**Web page and app entries**
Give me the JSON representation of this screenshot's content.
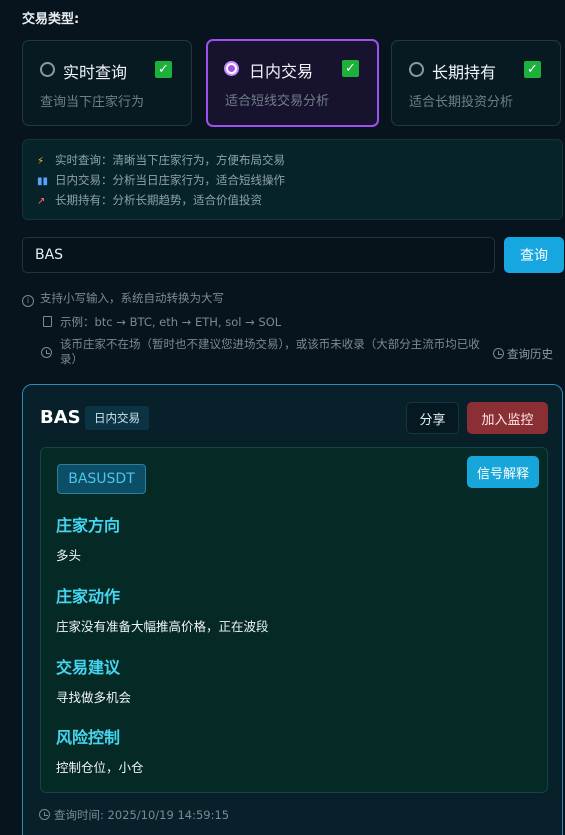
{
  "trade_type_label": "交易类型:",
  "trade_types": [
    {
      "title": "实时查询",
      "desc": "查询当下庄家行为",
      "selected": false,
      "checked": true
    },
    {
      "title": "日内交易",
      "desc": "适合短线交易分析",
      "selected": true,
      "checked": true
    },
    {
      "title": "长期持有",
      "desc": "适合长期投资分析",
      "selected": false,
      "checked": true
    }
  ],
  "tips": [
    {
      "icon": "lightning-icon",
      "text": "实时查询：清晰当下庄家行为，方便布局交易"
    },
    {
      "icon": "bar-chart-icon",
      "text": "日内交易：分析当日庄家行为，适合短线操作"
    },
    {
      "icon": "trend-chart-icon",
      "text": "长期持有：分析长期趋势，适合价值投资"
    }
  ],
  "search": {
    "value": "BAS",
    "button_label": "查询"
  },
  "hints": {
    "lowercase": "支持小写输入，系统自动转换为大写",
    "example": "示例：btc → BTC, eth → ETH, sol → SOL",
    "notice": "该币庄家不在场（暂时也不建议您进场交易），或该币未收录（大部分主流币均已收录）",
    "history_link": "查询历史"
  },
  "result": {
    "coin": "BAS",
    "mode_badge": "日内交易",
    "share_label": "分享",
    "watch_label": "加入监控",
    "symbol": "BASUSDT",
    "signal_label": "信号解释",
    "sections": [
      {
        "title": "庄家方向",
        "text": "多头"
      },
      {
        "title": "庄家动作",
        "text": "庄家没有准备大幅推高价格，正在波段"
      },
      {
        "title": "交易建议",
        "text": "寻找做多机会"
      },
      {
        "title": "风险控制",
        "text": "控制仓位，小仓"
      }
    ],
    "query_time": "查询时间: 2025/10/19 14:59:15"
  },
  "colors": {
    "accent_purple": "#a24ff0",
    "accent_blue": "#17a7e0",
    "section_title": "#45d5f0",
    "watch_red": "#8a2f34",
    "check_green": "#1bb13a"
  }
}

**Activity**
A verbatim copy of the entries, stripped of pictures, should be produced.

**Task result**
Give me the JSON representation of this screenshot's content.
{
  "trade_type_label": "交易类型:",
  "trade_types": [
    {
      "title": "实时查询",
      "desc": "查询当下庄家行为",
      "selected": false,
      "checked": true
    },
    {
      "title": "日内交易",
      "desc": "适合短线交易分析",
      "selected": true,
      "checked": true
    },
    {
      "title": "长期持有",
      "desc": "适合长期投资分析",
      "selected": false,
      "checked": true
    }
  ],
  "tips": [
    {
      "icon": "lightning-icon",
      "text": "实时查询：清晰当下庄家行为，方便布局交易"
    },
    {
      "icon": "bar-chart-icon",
      "text": "日内交易：分析当日庄家行为，适合短线操作"
    },
    {
      "icon": "trend-chart-icon",
      "text": "长期持有：分析长期趋势，适合价值投资"
    }
  ],
  "search": {
    "value": "BAS",
    "button_label": "查询"
  },
  "hints": {
    "lowercase": "支持小写输入，系统自动转换为大写",
    "example": "示例：btc → BTC, eth → ETH, sol → SOL",
    "notice": "该币庄家不在场（暂时也不建议您进场交易），或该币未收录（大部分主流币均已收录）",
    "history_link": "查询历史"
  },
  "result": {
    "coin": "BAS",
    "mode_badge": "日内交易",
    "share_label": "分享",
    "watch_label": "加入监控",
    "symbol": "BASUSDT",
    "signal_label": "信号解释",
    "sections": [
      {
        "title": "庄家方向",
        "text": "多头"
      },
      {
        "title": "庄家动作",
        "text": "庄家没有准备大幅推高价格，正在波段"
      },
      {
        "title": "交易建议",
        "text": "寻找做多机会"
      },
      {
        "title": "风险控制",
        "text": "控制仓位，小仓"
      }
    ],
    "query_time": "查询时间: 2025/10/19 14:59:15"
  },
  "colors": {
    "accent_purple": "#a24ff0",
    "accent_blue": "#17a7e0",
    "section_title": "#45d5f0",
    "watch_red": "#8a2f34",
    "check_green": "#1bb13a"
  }
}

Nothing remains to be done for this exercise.